Sometimes, though, you come across other writers’ work, like a wolf finding another pack already feasting on an elk. And all you can do is point to that thing that’s happening over there and say, “My goodness, they’re doing something right.”
Such was the case when I came across this Ars Technica piece on Samsung’s importance to the rise of Android. Casey Johnston has it just right, and she has the history, numbers, and analysis to prove it. I wish I had thought to write that.
It’s from March 13, just before Samsung debuted its Galaxy S4 phone, adding even more attention-oriented features and gee-wow stuff like face and eye-tracking technology, and solidifying Samsung’s name brand even further.

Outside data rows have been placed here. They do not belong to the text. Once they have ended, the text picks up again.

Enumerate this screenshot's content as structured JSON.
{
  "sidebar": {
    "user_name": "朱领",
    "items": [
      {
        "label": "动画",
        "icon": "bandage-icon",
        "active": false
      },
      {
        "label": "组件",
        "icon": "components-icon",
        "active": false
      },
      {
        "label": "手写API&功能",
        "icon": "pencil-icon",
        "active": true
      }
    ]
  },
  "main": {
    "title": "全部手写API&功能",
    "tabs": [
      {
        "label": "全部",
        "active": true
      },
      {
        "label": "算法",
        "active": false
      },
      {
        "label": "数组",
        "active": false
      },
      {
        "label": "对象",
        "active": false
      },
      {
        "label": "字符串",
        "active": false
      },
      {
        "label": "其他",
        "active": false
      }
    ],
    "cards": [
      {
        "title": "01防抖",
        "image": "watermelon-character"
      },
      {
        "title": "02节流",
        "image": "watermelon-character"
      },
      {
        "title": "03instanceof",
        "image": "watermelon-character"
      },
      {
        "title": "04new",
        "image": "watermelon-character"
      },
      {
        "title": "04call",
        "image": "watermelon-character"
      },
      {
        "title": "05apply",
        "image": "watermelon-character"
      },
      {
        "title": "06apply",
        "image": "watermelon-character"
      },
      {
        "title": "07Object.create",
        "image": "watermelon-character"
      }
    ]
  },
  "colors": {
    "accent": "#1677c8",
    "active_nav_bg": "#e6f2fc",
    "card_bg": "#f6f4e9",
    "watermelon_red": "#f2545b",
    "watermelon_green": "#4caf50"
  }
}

Here are the key points:
As its competitors sprayed Android handsets over the retail scene like buckshot with micro-variations and diverse UI skins, Samsung quickly focused and put most of its effort into creating and promoting a flagship line of handsets. The company set aside support for increasingly niche features like hardware keyboards or confusing, subtle model tweaks in favor of focusing on one quality handset.

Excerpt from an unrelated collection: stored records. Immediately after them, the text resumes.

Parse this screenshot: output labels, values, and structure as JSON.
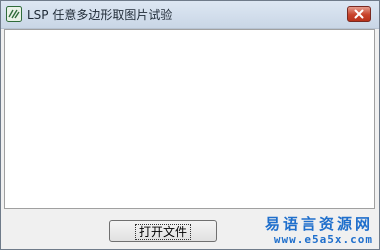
{
  "window": {
    "title": "LSP 任意多边形取图片试验",
    "icon": "app-icon",
    "close_icon": "close-icon"
  },
  "main": {
    "open_file_button_label": "打开文件"
  },
  "watermark": {
    "site_name": "易语言资源网",
    "url": "www.e5a5x.com"
  },
  "colors": {
    "titlebar_top": "#dde7f3",
    "titlebar_bottom": "#c9d6e6",
    "close_button": "#c8432b",
    "watermark": "#1f6fcc",
    "window_background": "#f0f0f0"
  }
}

Samsung’s growth is Android’s growth: At least until Samsung differentiates itself from Android so much that it’s officially a fork. But in the meantime, check out these numbers:
In overall mobile phone sales during the third quarter of 2011, Samsung was outselling competitors Motorola, HTC, and RIM by more than seven to one. Android had gone from powering 20.5 million handsets sold in the third quarter of 2010 to 60.5 million during the same period in 2011.

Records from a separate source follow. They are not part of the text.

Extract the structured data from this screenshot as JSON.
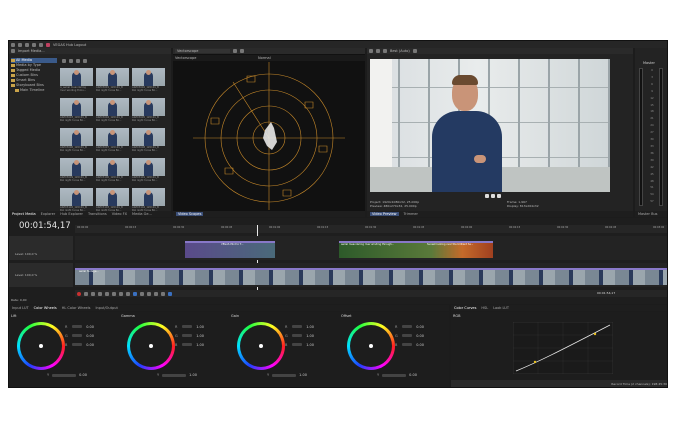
{
  "app": {
    "title": "VEGAS Hub Logout"
  },
  "explorer": {
    "title": "Import Media...",
    "tree": [
      "All Media",
      "Media by Type",
      "Tagged Media",
      "Custom Bins",
      "Smart Bins",
      "Storyboard Bins",
      "Main Timeline"
    ],
    "thumbs": [
      {
        "c1": "A_aerial meandering",
        "c2": "river winding throu..."
      },
      {
        "c1": "A0ZX3091_120101_B",
        "c2": "KIA night hi-res Bo..."
      },
      {
        "c1": "A0ZX3092_120101_B",
        "c2": "KIA night hi-res Bo..."
      },
      {
        "c1": "A0ZX3093_120101_B",
        "c2": "KIA night hi-res Bo..."
      },
      {
        "c1": "A0ZX3094_120101_B",
        "c2": "KIA night hi-res Bo..."
      },
      {
        "c1": "A0ZX3095_120101_B",
        "c2": "KIA night hi-res Bo..."
      },
      {
        "c1": "A0ZX3096_120101_B",
        "c2": "KIA night hi-res Bo..."
      },
      {
        "c1": "A0ZX3097_120101_B",
        "c2": "KIA night hi-res Bo..."
      },
      {
        "c1": "A0ZX3098_120101_B",
        "c2": "KIA night hi-res Bo..."
      },
      {
        "c1": "A0ZX3099_120101_B",
        "c2": "KIA night hi-res Bo..."
      },
      {
        "c1": "A0ZX3100_120101_B",
        "c2": "KIA night hi-res Bo..."
      },
      {
        "c1": "A0ZX3101_120101_B",
        "c2": "KIA night hi-res Bo..."
      },
      {
        "c1": "A0ZX3102_120101_B",
        "c2": "KIA night hi-res Bo..."
      },
      {
        "c1": "A0ZX3103_120101_B",
        "c2": "KIA night hi-res Bo..."
      },
      {
        "c1": "A0ZX3104_120101_B",
        "c2": "KIA night hi-res Bo..."
      }
    ],
    "tabs": [
      "Project Media",
      "Explorer",
      "Hub Explorer",
      "Transitions",
      "Video FX",
      "Media Ge..."
    ]
  },
  "scopes": {
    "dropdown": "Vectorscope",
    "panel_title": "Vectorscope",
    "mode": "Normal",
    "tab": "Video Scopes"
  },
  "preview": {
    "mode": "Best (Auto)",
    "project": "Project: 1920x1080x32, 25.000p",
    "preview_res": "Preview: 480x270x32, 25.000p",
    "frame": "Frame: 1,967",
    "display": "Display: 813x264x32",
    "tabs": [
      "Video Preview",
      "Trimmer"
    ]
  },
  "master": {
    "title": "Master",
    "tab": "Master Bus",
    "scale": [
      "0",
      "3",
      "6",
      "9",
      "12",
      "15",
      "18",
      "21",
      "24",
      "27",
      "30",
      "33",
      "36",
      "39",
      "42",
      "45",
      "48",
      "51",
      "54",
      "57"
    ]
  },
  "timeline": {
    "timecode": "00:01:54,17",
    "level1": "Level: 100,0 %",
    "level2": "Level: 100,0 %",
    "rate": "Rate: 0,00",
    "end_time": "00:01:54,17",
    "ruler": [
      "00:00:00",
      "00:00:15",
      "00:00:30",
      "00:00:45",
      "00:01:00",
      "00:01:15",
      "00:01:30",
      "00:01:45",
      "00:02:00",
      "00:02:15",
      "00:02:30",
      "00:02:45",
      "00:03:00"
    ],
    "clips": [
      "VEGAS Pilot to T...",
      "aerial meandering river winding through...",
      "aerial footage...",
      "Sunset looking over the brilliant he..."
    ]
  },
  "color": {
    "tabs": [
      "Input LUT",
      "Color Wheels",
      "HL Color Wheels",
      "Input/Output"
    ],
    "right_tabs": [
      "Color Curves",
      "HSL",
      "Look LUT"
    ],
    "curve_label": "RGB",
    "wheels": [
      {
        "name": "Lift",
        "r": "0.00",
        "g": "0.00",
        "b": "0.00",
        "y": "0.00"
      },
      {
        "name": "Gamma",
        "r": "1.00",
        "g": "1.00",
        "b": "1.00",
        "y": "1.00"
      },
      {
        "name": "Gain",
        "r": "1.00",
        "g": "1.00",
        "b": "1.00",
        "y": "1.00"
      },
      {
        "name": "Offset",
        "r": "0.00",
        "g": "0.00",
        "b": "0.00",
        "y": "0.00"
      }
    ]
  },
  "status": {
    "record_time": "Record Time (2 channels): 198:45:30"
  }
}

As noted by many tech pundits, Samsung did not mention “Android” even once during their Galaxy S4 unveiling. But by growing a distinct phone and “phablet,” innovating features, and giving customers Just One Phone to talk about, Samsung is showing us how money can be made in the often murky Android marketplace.
Again: Read Casey Johnston’s original Ars Technica piece. It’s some great elk-chewing. Ahem.